For their part, the Americans avoided any commitment to formally negotiate mandatory reductions in emissions, the idea Bush rejected in 2001, when he renounced Kyoto. Bush said Kyoto would harm the US economy and complained that China, India, and other poorer but industrializing nations were exempt from the 1997 pact's short-term goals.
Even this US-European compromise, brought to the open floor for routine adoption at the end of the two-week conference, was stalled for hours yesterday morning by India, China, and others.
"Developing countries and the US didn't want to see a wider opening for new commitments," Chinese delegate Gao Feng said. With Argentina's mediation, new language was inserted on the floor saying the seminar "does not open any negotiation leading to new commitments."

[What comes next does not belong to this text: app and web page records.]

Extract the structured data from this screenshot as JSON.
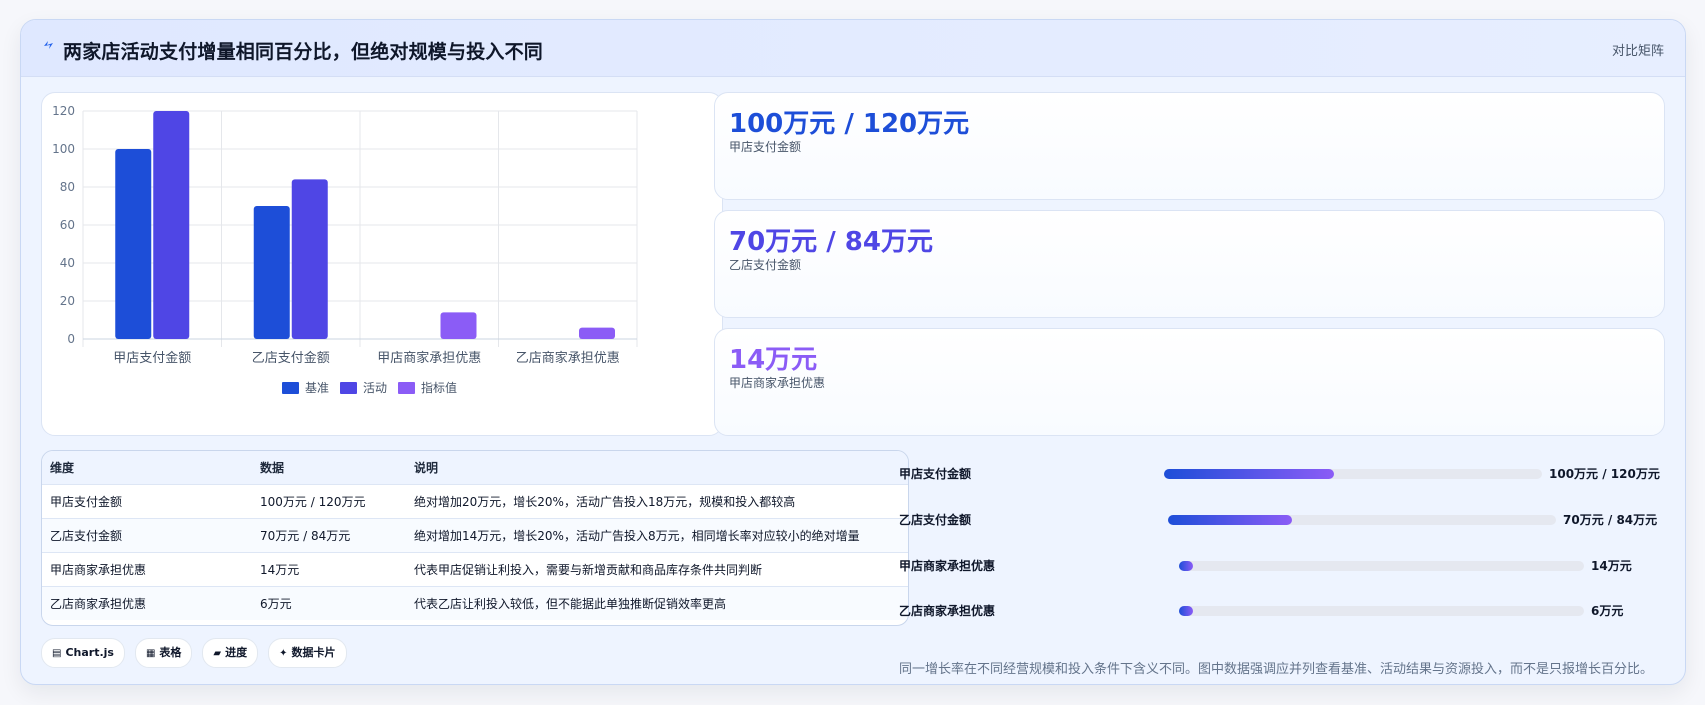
{
  "header": {
    "title": "两家店活动支付增量相同百分比，但绝对规模与投入不同",
    "badge": "对比矩阵",
    "icon": "spark-icon"
  },
  "colors": {
    "primary": "#1d4ed8",
    "accent": "#4f46e5",
    "violet": "#8b5cf6",
    "gridline": "#e5e7eb"
  },
  "chart_data": {
    "type": "bar",
    "categories": [
      "甲店支付金额",
      "乙店支付金额",
      "甲店商家承担优惠",
      "乙店商家承担优惠"
    ],
    "series": [
      {
        "name": "基准",
        "values": [
          100,
          70,
          null,
          null
        ],
        "color": "#1d4ed8"
      },
      {
        "name": "活动",
        "values": [
          120,
          84,
          null,
          null
        ],
        "color": "#4f46e5"
      },
      {
        "name": "指标值",
        "values": [
          null,
          null,
          14,
          6
        ],
        "color": "#8b5cf6"
      }
    ],
    "yticks": [
      "0",
      "20",
      "40",
      "60",
      "80",
      "100",
      "120"
    ],
    "ylim": [
      0,
      120
    ],
    "grid": true,
    "legend": "bottom"
  },
  "metrics": [
    {
      "value": "100万元 / 120万元",
      "label": "甲店支付金额",
      "color": "#1d4ed8"
    },
    {
      "value": "70万元 / 84万元",
      "label": "乙店支付金额",
      "color": "#4f46e5"
    },
    {
      "value": "14万元",
      "label": "甲店商家承担优惠",
      "color": "#8b5cf6"
    }
  ],
  "table": {
    "headers": [
      "维度",
      "数据",
      "说明"
    ],
    "rows": [
      [
        "甲店支付金额",
        "100万元 / 120万元",
        "绝对增加20万元，增长20%，活动广告投入18万元，规模和投入都较高"
      ],
      [
        "乙店支付金额",
        "70万元 / 84万元",
        "绝对增加14万元，增长20%，活动广告投入8万元，相同增长率对应较小的绝对增量"
      ],
      [
        "甲店商家承担优惠",
        "14万元",
        "代表甲店促销让利投入，需要与新增贡献和商品库存条件共同判断"
      ],
      [
        "乙店商家承担优惠",
        "6万元",
        "代表乙店让利投入较低，但不能据此单独推断促销效率更高"
      ]
    ]
  },
  "chips": [
    {
      "icon": "chart-icon",
      "glyph": "▤",
      "label": "Chart.js"
    },
    {
      "icon": "table-icon",
      "glyph": "▦",
      "label": "表格"
    },
    {
      "icon": "progress-icon",
      "glyph": "▰",
      "label": "进度"
    },
    {
      "icon": "data-card-icon",
      "glyph": "✦",
      "label": "数据卡片"
    }
  ],
  "progress": [
    {
      "label": "甲店支付金额",
      "value_text": "100万元 / 120万元",
      "fraction": 0.45
    },
    {
      "label": "乙店支付金额",
      "value_text": "70万元 / 84万元",
      "fraction": 0.32
    },
    {
      "label": "甲店商家承担优惠",
      "value_text": "14万元",
      "fraction": 0.035
    },
    {
      "label": "乙店商家承担优惠",
      "value_text": "6万元",
      "fraction": 0.035
    }
  ],
  "note": "同一增长率在不同经营规模和投入条件下含义不同。图中数据强调应并列查看基准、活动结果与资源投入，而不是只报增长百分比。"
}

If the Europeans or others at next year's seminar launch discussions about a future treaty framework, US diplomats will probably ignore them. "We think it's premature," the US delegation head, Undersecretary of State Paula Dobriansky, said last week.

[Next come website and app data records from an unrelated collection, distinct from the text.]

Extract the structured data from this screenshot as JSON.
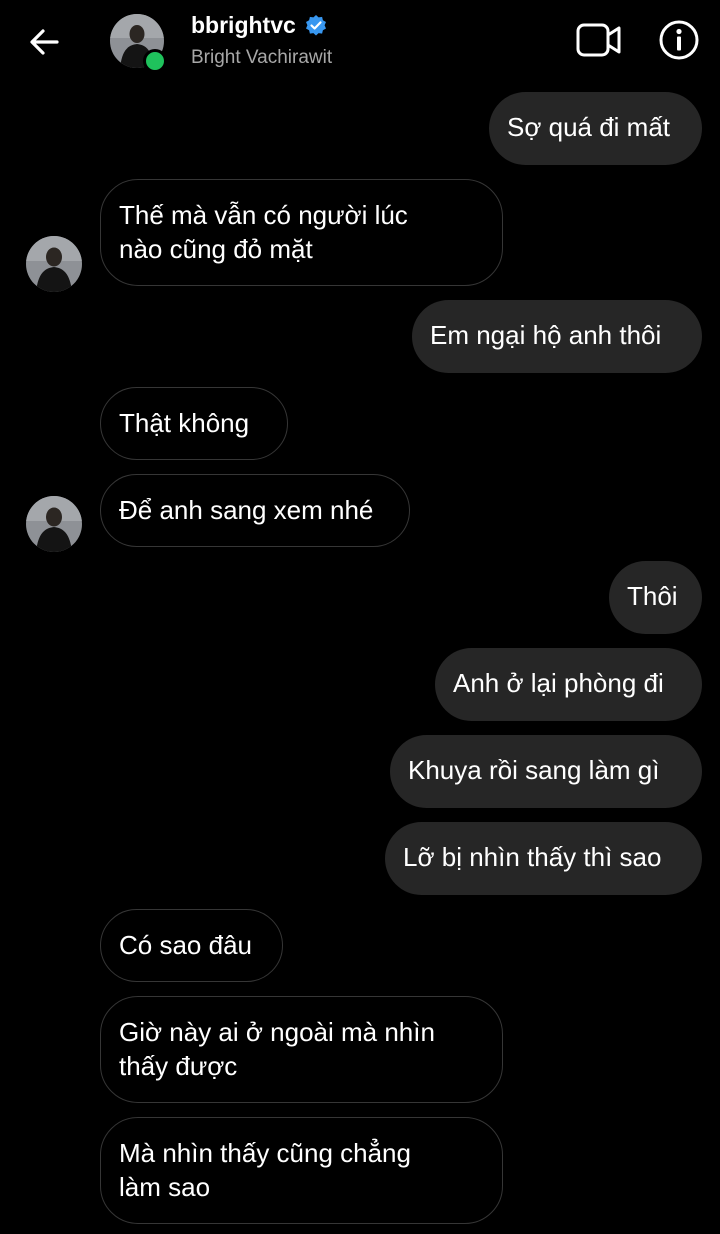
{
  "header": {
    "username": "bbrightvc",
    "full_name": "Bright Vachirawit",
    "verified_icon": "verified-badge-icon",
    "online_color": "#1fc25c"
  },
  "messages": [
    {
      "id": "m1",
      "direction": "outgoing",
      "text": "Sợ quá đi mất"
    },
    {
      "id": "m2",
      "direction": "incoming",
      "text": "Thế mà vẫn có người lúc\nnào cũng đỏ mặt",
      "avatar": true
    },
    {
      "id": "m3",
      "direction": "outgoing",
      "text": "Em ngại hộ anh thôi"
    },
    {
      "id": "m4",
      "direction": "incoming",
      "text": "Thật không"
    },
    {
      "id": "m5",
      "direction": "incoming",
      "text": "Để anh sang xem nhé",
      "avatar": true
    },
    {
      "id": "m6",
      "direction": "outgoing",
      "text": "Thôi"
    },
    {
      "id": "m7",
      "direction": "outgoing",
      "text": "Anh ở lại phòng đi"
    },
    {
      "id": "m8",
      "direction": "outgoing",
      "text": "Khuya rồi sang làm gì"
    },
    {
      "id": "m9",
      "direction": "outgoing",
      "text": "Lỡ bị nhìn thấy thì sao"
    },
    {
      "id": "m10",
      "direction": "incoming",
      "text": "Có sao đâu"
    },
    {
      "id": "m11",
      "direction": "incoming",
      "text": "Giờ này ai ở ngoài mà nhìn\nthấy được"
    },
    {
      "id": "m12",
      "direction": "incoming",
      "text": "Mà nhìn thấy cũng chẳng\nlàm sao"
    }
  ],
  "colors": {
    "background": "#000000",
    "outgoing_bubble": "#262626",
    "incoming_border": "#363636",
    "verified_blue": "#3897f0"
  }
}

Carbon dioxide, a byproduct of automobile engines, power plants, and other fossil fuel-burning industries, traps heat that otherwise would escape the atmosphere. A broad scientific consensus, endorsed by a UN-sponsored network of climatologists, holds that most of the past century's global temperature rise -- 1 degree Fahrenheit -- was probably caused by the accumulation of greenhouse gases in the atmosphere.
Latest figures, for 2000, show that the United States accounted for 21 percent of the world's emissions of carbon dioxide, methane, and the handful of other problem gases, compared with 14 percent for the 25-nation European Union. On a per-capita basis, Europeans produce only half the amount of greenhouse gases Americans do.
The Kyoto Protocol, effective next Feb. 16, established a schedule of emissions for 30 industrial countries that ratified it. By 2012 the European Union, for example, must cut emissions by 8 percent below 1990 levels, and Japan and Canada by 6 percent.
The Kyoto cutbacks are modest compared to the problem. In a report issued here last week, climatologists from the British government's Hadley Center projected that global temperatures would most likely rise by 6 degrees Fahrenheit by the late 21st century or earlier, if carbon dioxide concentrations in the atmosphere are allowed to double -- a realistic scenario.
Computer models show such unprecedentedly swift temperature rises would shift climate zones, produce more extreme weather events, and raise sea levels via the melting of land ice and thermal expansion of oceans. Impacts are already seen in the Arctic and elsewhere, scientists report.
The US delegation sought to put the focus in Buenos Aires on long-range US programs to develop cleaner-burning energy technologies. That's too little, too late, environmentalists say.